Holden will later tell us that he likes digressions, since you don't know what the important stuff is that you have to talk about until you just start going. That's what this English composition ends up being for him. He needs to talk about Allie (obviously a huge part of his life), so that's what comes out when he sits down to write. The fact that it just sort of happens, unintentionally, is a big tip-off that Allie is important element when discussing Holden and The Catcher in the Rye.
I was only thirteen, and they were going to have me psychoanalyzed and all, because I broke all the windows in the garage. I don't blame them. I really don't. I slept in the garage the night he died, and I broke all the goddam windows with my fist, just for the hell of it. I even tried to break all the windows on the station wagon we had that summer, but my hand was already broken and everything by that time, and I couldn't do it. It was a very stupid thing to do, I'll admit, but I hardly didn't even know I was doing it, and you didn't know Allie. My hand still hurts me once in a while when it rains and all, and I can't make a real fist any more – not a tight one, I mean – but outside of that I don't care much. I mean I'm not going to be a goddam surgeon or a violinist or anything anyway. (5.7)
Holden has had more than one brush with death, and the death of his brother is clearly the most powerful.
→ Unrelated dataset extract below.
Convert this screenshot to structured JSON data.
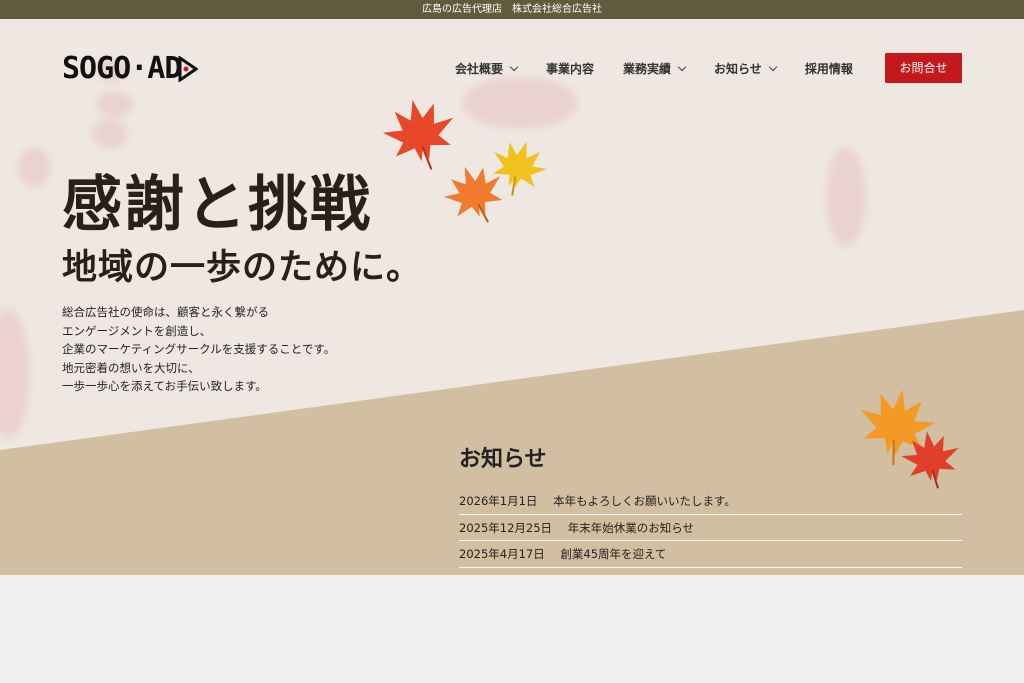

Notice that his reaction is categorized as anger – not sadness or depression or confusion. Compare this to the other important moments when Holden gets really angry – not sad, but angry (e.g., when he's talking to Sally, when he punches Stradlater). Do these instances have any one thing in common?
I didn't want to start an argument. "Okay," I said. Then I thought of something, all of a sudden. "Hey, listen," I said. "You know those ducks in that lagoon right near Central Park South? That little lake? By any chance, do you happen to know where they go, the ducks, when it gets all frozen over? Do you happen to know, by any chance?" I realized it was only one chance in a million.
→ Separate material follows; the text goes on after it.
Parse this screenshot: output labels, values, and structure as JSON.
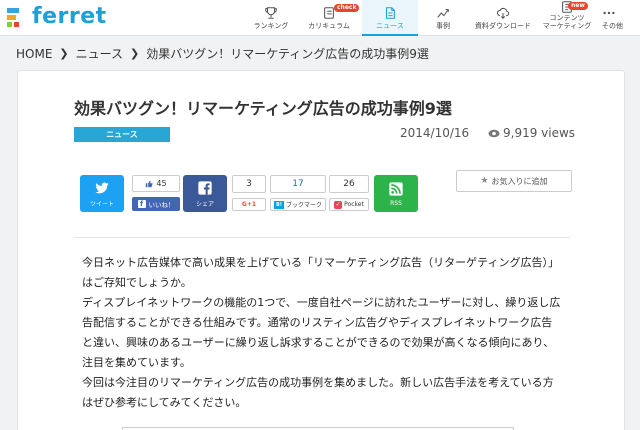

He turned around and looked at me like I was a madman. "What're ya tryna do, bud?" he said. "Kid me?"
"No – I was just interested, that's all."
He didn't say anything more, so I didn't either. Until we came out of the park at Ninetieth Street. Then he said, "All right, buddy. Where to?" (9.4-7)
We cover the ducks in detail in "Symbols, Imagery, Allegory," so if this passage does it for you, we'd suggest checking that out. For the moment, though, recall that no one else shares Holden's concern for the ducks (or for disappearing), which adds to his lonely isolation. His obsession with mortality is part of what separates him from the rest of the world.